<<<<

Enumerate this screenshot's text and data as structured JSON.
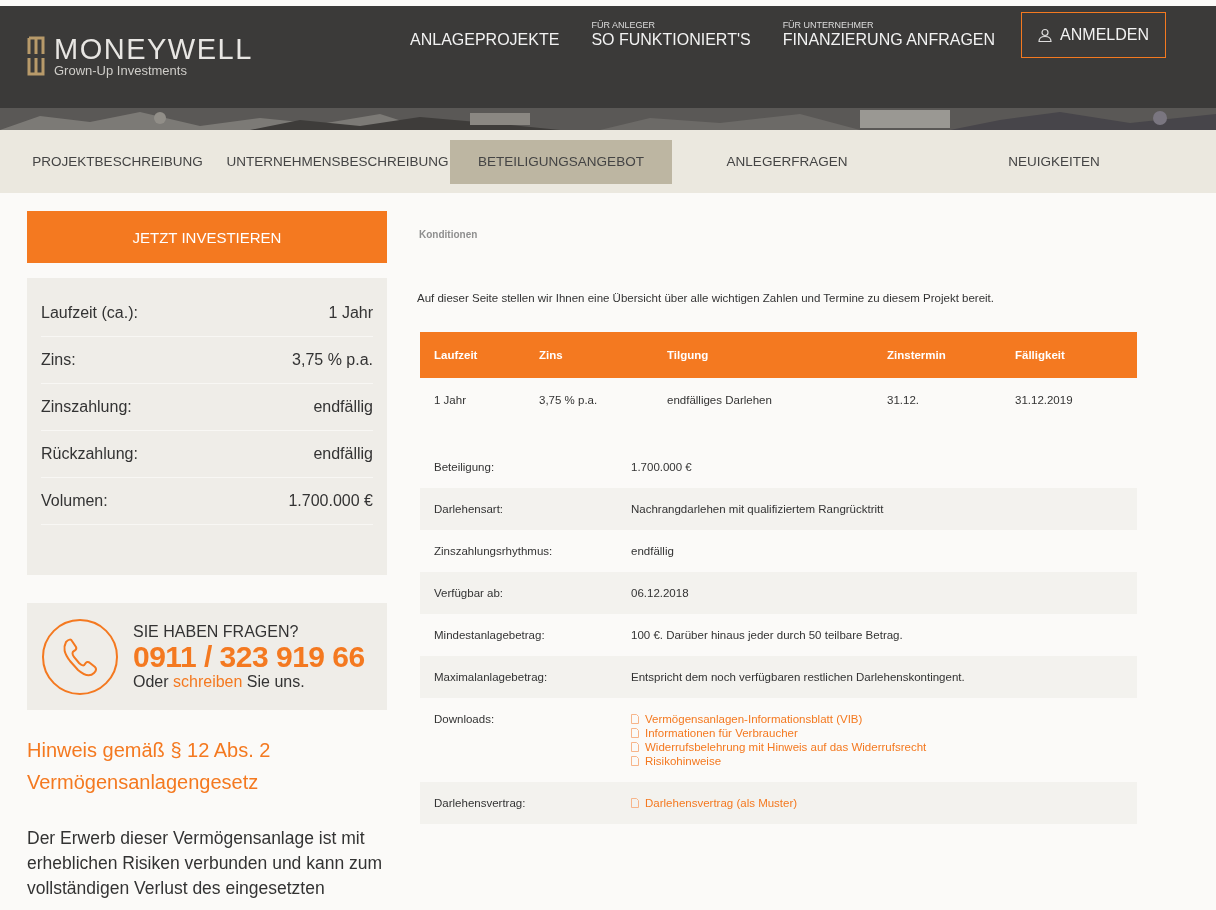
{
  "header": {
    "logo": {
      "name": "MONEYWELL",
      "tagline": "Grown-Up Investments"
    },
    "nav": [
      {
        "label": "ANLAGEPROJEKTE"
      },
      {
        "overline": "FÜR ANLEGER",
        "label": "SO FUNKTIONIERT'S"
      },
      {
        "overline": "FÜR UNTERNEHMER",
        "label": "FINANZIERUNG ANFRAGEN"
      }
    ],
    "login_button": "ANMELDEN"
  },
  "tabs": [
    {
      "label": "PROJEKTBESCHREIBUNG",
      "selected": false
    },
    {
      "label": "UNTERNEHMENSBESCHREIBUNG",
      "selected": false
    },
    {
      "label": "BETEILIGUNGSANGEBOT",
      "selected": true
    },
    {
      "label": "ANLEGERFRAGEN",
      "selected": false
    },
    {
      "label": "NEUIGKEITEN",
      "selected": false
    }
  ],
  "sidebar": {
    "invest_button": "JETZT INVESTIEREN",
    "facts": [
      {
        "label": "Laufzeit (ca.):",
        "value": "1 Jahr"
      },
      {
        "label": "Zins:",
        "value": "3,75 % p.a."
      },
      {
        "label": "Zinszahlung:",
        "value": "endfällig"
      },
      {
        "label": "Rückzahlung:",
        "value": "endfällig"
      },
      {
        "label": "Volumen:",
        "value": "1.700.000 €"
      }
    ],
    "contact": {
      "title": "SIE HABEN FRAGEN?",
      "phone": "0911 / 323 919 66",
      "text_before": "Oder",
      "link": "schreiben",
      "text_after": "Sie uns."
    },
    "notice": {
      "title": "Hinweis gemäß § 12 Abs. 2 Vermögensanlagengesetz",
      "text": "Der Erwerb dieser Vermögensanlage ist mit erheblichen Risiken verbunden und kann zum vollständigen Verlust des eingesetzten"
    }
  },
  "main": {
    "breadcrumb": "Konditionen",
    "intro": "Auf dieser Seite stellen wir Ihnen eine Übersicht über alle wichtigen Zahlen und Termine zu diesem Projekt bereit.",
    "table": {
      "columns": [
        "Laufzeit",
        "Zins",
        "Tilgung",
        "Zinstermin",
        "Fälligkeit"
      ],
      "rows": [
        [
          "1 Jahr",
          "3,75 % p.a.",
          "endfälliges Darlehen",
          "31.12.",
          "31.12.2019"
        ]
      ]
    },
    "details": [
      {
        "kind": "text",
        "label": "Beteiligung:",
        "value": "1.700.000 €"
      },
      {
        "kind": "text",
        "label": "Darlehensart:",
        "value": "Nachrangdarlehen mit qualifiziertem Rangrücktritt"
      },
      {
        "kind": "text",
        "label": "Zinszahlungsrhythmus:",
        "value": "endfällig"
      },
      {
        "kind": "text",
        "label": "Verfügbar ab:",
        "value": "06.12.2018"
      },
      {
        "kind": "text",
        "label": "Mindestanlagebetrag:",
        "value": "100 €. Darüber hinaus jeder durch 50 teilbare Betrag."
      },
      {
        "kind": "text",
        "label": "Maximalanlagebetrag:",
        "value": "Entspricht dem noch verfügbaren restlichen Darlehenskontingent."
      },
      {
        "kind": "links",
        "label": "Downloads:",
        "links": [
          "Vermögensanlagen-Informationsblatt (VIB)",
          "Informationen für Verbraucher",
          "Widerrufsbelehrung mit Hinweis auf das Widerrufsrecht",
          "Risikohinweise"
        ]
      },
      {
        "kind": "links",
        "label": "Darlehensvertrag:",
        "links": [
          "Darlehensvertrag (als Muster)"
        ]
      }
    ]
  }
}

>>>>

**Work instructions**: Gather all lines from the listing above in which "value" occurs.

**Response to the exercise**:
        "value": "1 Jahr"
        "value": "3,75 % p.a."
        "value": "endfällig"
        "value": "endfällig"
        "value": "1.700.000 €"
        "value": "1.700.000 €"
        "value": "Nachrangdarlehen mit qualifiziertem Rangrücktritt"
        "value": "endfällig"
        "value": "06.12.2018"
        "value": "100 €. Darüber hinaus jeder durch 50 teilbare Betrag."
        "value": "Entspricht dem noch verfügbaren restlichen Darlehenskontingent."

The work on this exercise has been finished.